Dataset rows for apps and sites:
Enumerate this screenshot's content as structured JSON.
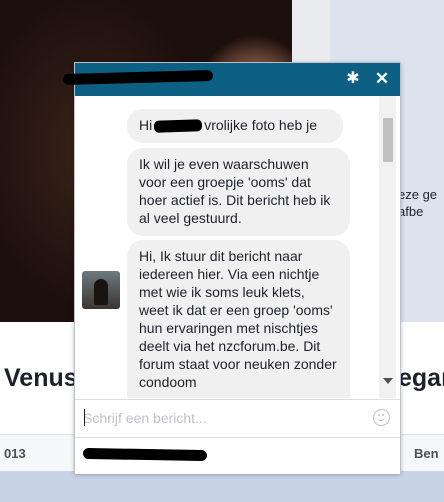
{
  "background": {
    "side_text_lines": [
      "eze ge",
      "afbe"
    ],
    "name_left": "Venus",
    "name_right": "egar",
    "tab_left": "013",
    "tab_right": "Ben"
  },
  "chat": {
    "header": {
      "title_redacted": true,
      "settings_icon": "gear-icon",
      "close_icon": "close-icon",
      "close_glyph": "✕",
      "gear_glyph": "✱"
    },
    "messages": [
      {
        "before_redaction": "Hi",
        "after_redaction": "vrolijke foto heb je"
      },
      {
        "text": "Ik wil je even waarschuwen voor een groepje 'ooms' dat hoer actief is. Dit bericht heb ik al veel gestuurd."
      },
      {
        "text": "Hi, Ik stuur dit bericht naar iedereen hier. Via een nichtje met wie ik soms leuk klets, weet ik dat er een groep 'ooms' hun ervaringen met nischtjes deelt via het nzcforum.be. Dit forum staat voor neuken zonder condoom"
      }
    ],
    "composer": {
      "placeholder": "Schrijf een bericht...",
      "value": ""
    },
    "colors": {
      "header": "#0d5f83",
      "bubble": "#f1f0f0"
    }
  }
}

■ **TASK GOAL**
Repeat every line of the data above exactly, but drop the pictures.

■ **ANSWER TO THE PROBLEM**
Enumerate this screenshot's content as structured JSON.
{
  "background": {
    "side_text_lines": [
      "eze ge",
      "afbe"
    ],
    "name_left": "Venus",
    "name_right": "egar",
    "tab_left": "013",
    "tab_right": "Ben"
  },
  "chat": {
    "header": {
      "title_redacted": true,
      "settings_icon": "gear-icon",
      "close_icon": "close-icon",
      "close_glyph": "✕",
      "gear_glyph": "✱"
    },
    "messages": [
      {
        "before_redaction": "Hi",
        "after_redaction": "vrolijke foto heb je"
      },
      {
        "text": "Ik wil je even waarschuwen voor een groepje 'ooms' dat hoer actief is. Dit bericht heb ik al veel gestuurd."
      },
      {
        "text": "Hi, Ik stuur dit bericht naar iedereen hier. Via een nichtje met wie ik soms leuk klets, weet ik dat er een groep 'ooms' hun ervaringen met nischtjes deelt via het nzcforum.be. Dit forum staat voor neuken zonder condoom"
      }
    ],
    "composer": {
      "placeholder": "Schrijf een bericht...",
      "value": ""
    },
    "colors": {
      "header": "#0d5f83",
      "bubble": "#f1f0f0"
    }
  }
}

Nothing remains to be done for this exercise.